Pregnancy and Divorce
Under Arkansas law, you may file for divorce while pregnant. However, you cannot obtain a divorce judgment until after your child is born. This rule is in place to ensure that issues related to child support and custody are properly accounted for before the divorce goes through. In addition, any challenges to paternity need to be resolved. In Arkansas, if a couple is married, paternity is assumed unless contested before the divorce is granted. This treatment contrasts with the rule applied to unmarried couples, which allows paternity to be challenged after the initial support and custody orders are in place.
Moving the Divorce Forward

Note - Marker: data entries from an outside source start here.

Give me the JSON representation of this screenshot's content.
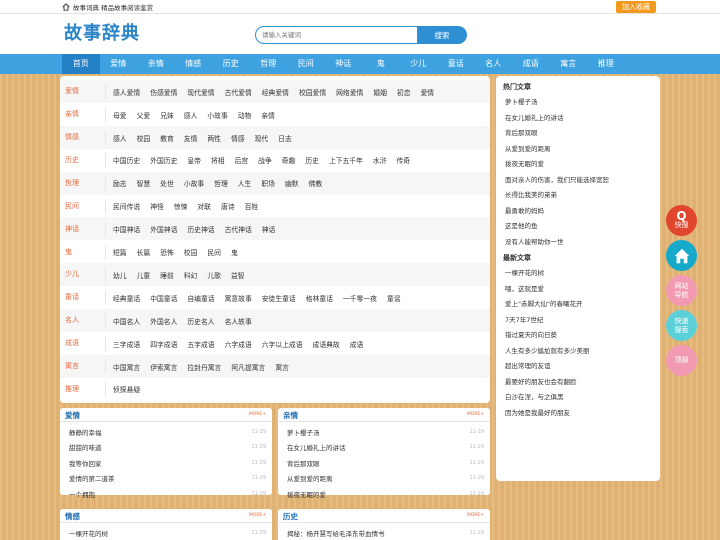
{
  "topbar": {
    "home_text": "故事词典 精品故事阅读鉴赏",
    "favorite": "加入收藏"
  },
  "header": {
    "logo": "故事辞典",
    "search_placeholder": "请输入关键词",
    "search_button": "搜索"
  },
  "nav": [
    "首页",
    "爱情",
    "亲情",
    "情感",
    "历史",
    "哲理",
    "民间",
    "神话",
    "鬼",
    "少儿",
    "童话",
    "名人",
    "成语",
    "寓言",
    "推理"
  ],
  "categories": [
    {
      "name": "爱情",
      "links": [
        "感人爱情",
        "伤感爱情",
        "现代爱情",
        "古代爱情",
        "经典爱情",
        "校园爱情",
        "网络爱情",
        "婚姻",
        "初恋",
        "爱情"
      ]
    },
    {
      "name": "亲情",
      "links": [
        "母爱",
        "父爱",
        "兄妹",
        "感人",
        "小故事",
        "动物",
        "亲情"
      ]
    },
    {
      "name": "情感",
      "links": [
        "感人",
        "校园",
        "教育",
        "友情",
        "两性",
        "情感",
        "现代",
        "日志"
      ]
    },
    {
      "name": "历史",
      "links": [
        "中国历史",
        "外国历史",
        "皇帝",
        "将相",
        "后宫",
        "战争",
        "奇趣",
        "历史",
        "上下五千年",
        "水浒",
        "传奇"
      ]
    },
    {
      "name": "哲理",
      "links": [
        "励志",
        "智慧",
        "处世",
        "小故事",
        "哲理",
        "人生",
        "职场",
        "幽默",
        "佛教"
      ]
    },
    {
      "name": "民间",
      "links": [
        "民间传说",
        "神怪",
        "惊悚",
        "对联",
        "唐诗",
        "百姓"
      ]
    },
    {
      "name": "神话",
      "links": [
        "中国神话",
        "外国神话",
        "历史神话",
        "古代神话",
        "神话"
      ]
    },
    {
      "name": "鬼",
      "links": [
        "短篇",
        "长篇",
        "恐怖",
        "校园",
        "民间",
        "鬼"
      ]
    },
    {
      "name": "少儿",
      "links": [
        "幼儿",
        "儿童",
        "睡前",
        "科幻",
        "儿歌",
        "益智"
      ]
    },
    {
      "name": "童话",
      "links": [
        "经典童话",
        "中国童话",
        "自编童话",
        "寓意故事",
        "安徒生童话",
        "格林童话",
        "一千零一夜",
        "童谣"
      ]
    },
    {
      "name": "名人",
      "links": [
        "中国名人",
        "外国名人",
        "历史名人",
        "名人轶事"
      ]
    },
    {
      "name": "成语",
      "links": [
        "三字成语",
        "四字成语",
        "五字成语",
        "六字成语",
        "六字以上成语",
        "成语典故",
        "成语"
      ]
    },
    {
      "name": "寓言",
      "links": [
        "中国寓言",
        "伊索寓言",
        "拉封丹寓言",
        "阿凡提寓言",
        "寓言"
      ]
    },
    {
      "name": "推理",
      "links": [
        "侦探悬疑"
      ]
    }
  ],
  "sidebar": {
    "hot_title": "热门文章",
    "hot": [
      "萝卜樱子汤",
      "在女儿婚礼上的讲话",
      "背后那双眼",
      "从爱到爱的距离",
      "拨夜无眠的爱",
      "面对亲人的伤害，我们只能选择宽恕",
      "长得比我美的弟弟",
      "最勇敢的妈妈",
      "这是他的鱼",
      "没有人能帮助你一世"
    ],
    "new_title": "最新文章",
    "new": [
      "一棵开花的树",
      "喂，这就是爱",
      "爱上\"赤脚大仙\"的春曦花开",
      "7天7年7世纪",
      "错过夏天的向日葵",
      "人生有多少尴尬就有多少美丽",
      "超出常理的友谊",
      "最要好的朋友也会有翻脸",
      "白沙在涅，与之俱黑",
      "因为她是我最好的朋友"
    ]
  },
  "panels": [
    {
      "title": "爱情",
      "more": "MORE+",
      "items": [
        "静静的幸福",
        "甜甜的味道",
        "我等你回家",
        "爱情的第二道茶",
        "一个拥抱"
      ],
      "date": "11-29"
    },
    {
      "title": "亲情",
      "more": "MORE+",
      "items": [
        "萝卜樱子汤",
        "在女儿婚礼上的讲话",
        "背后那双眼",
        "从爱到爱的距离",
        "拨夜无眠的爱"
      ],
      "date": "11-29"
    },
    {
      "title": "情感",
      "more": "MORE+",
      "items": [
        "一棵开花的树"
      ],
      "date": "11-29"
    },
    {
      "title": "历史",
      "more": "MORE+",
      "items": [
        "揭秘：杨开慧写给毛泽东带血情书"
      ],
      "date": "11-29"
    }
  ],
  "float_buttons": [
    {
      "label": "快搜",
      "icon": "q-search-icon",
      "color": "#e0452e"
    },
    {
      "label": "",
      "icon": "home-icon",
      "color": "#17a9c9"
    },
    {
      "label": "网站导航",
      "icon": "",
      "color": "#f29ab1"
    },
    {
      "label": "快速搜索",
      "icon": "",
      "color": "#5cd0d9"
    },
    {
      "label": "顶部",
      "icon": "",
      "color": "#f29ab1"
    }
  ]
}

While you are waiting for your child to be born, you can start the divorce process to help dispense with some of the mandatory waiting periods. To divorce in Arkansas, you or your spouse must have lived in the state for the previous 60 days leading up to filing the action. Arkansas recognizes fault grounds for divorce, including adultery, as well as the no fault ground of living separate and apart for at least 18 months. The filing process requires completing a Complaint for Divorce and notifying your spouse. Your spouse then has 30 days to respond in writing. Even if your spouse responds sooner, no divorce may be granted in Arkansas until at least 30 days has passed since filing. You cannot request a final hearing until all of these waiting periods have been satisfied.
If the relationship between you and your spouse is amicable and paternity is not in dispute, you may attempt to reach agreement on the major issues related to the divorce while waiting for the child to be born. These issues include property division, spousal support, custody and child support. If all issues can be resolved, you may draft a written agreement, which will form the basis for your obligations after the divorce is granted. This results in what is known as an uncontested divorce in Arkansas, and the agreement will become part of the divorce decree if the judge concludes that custody and support are in the best interests of the child and the property division is fair to both spouses.
If agreement on all issues is not possible, you may move forward with some of the pretrial matters while awaiting the birth of your child. This process typically includes exchanging financial information and requesting temporary orders from the court, such as those pertaining to spousal support and property. If a fault ground is alleged, such as adultery, you can gather your evidence for trial at this time, such as deposing witnesses. If paternity will be challenged, obtaining a prenatal genetic test as soon as possible will help both parties better prepare for the final hearing.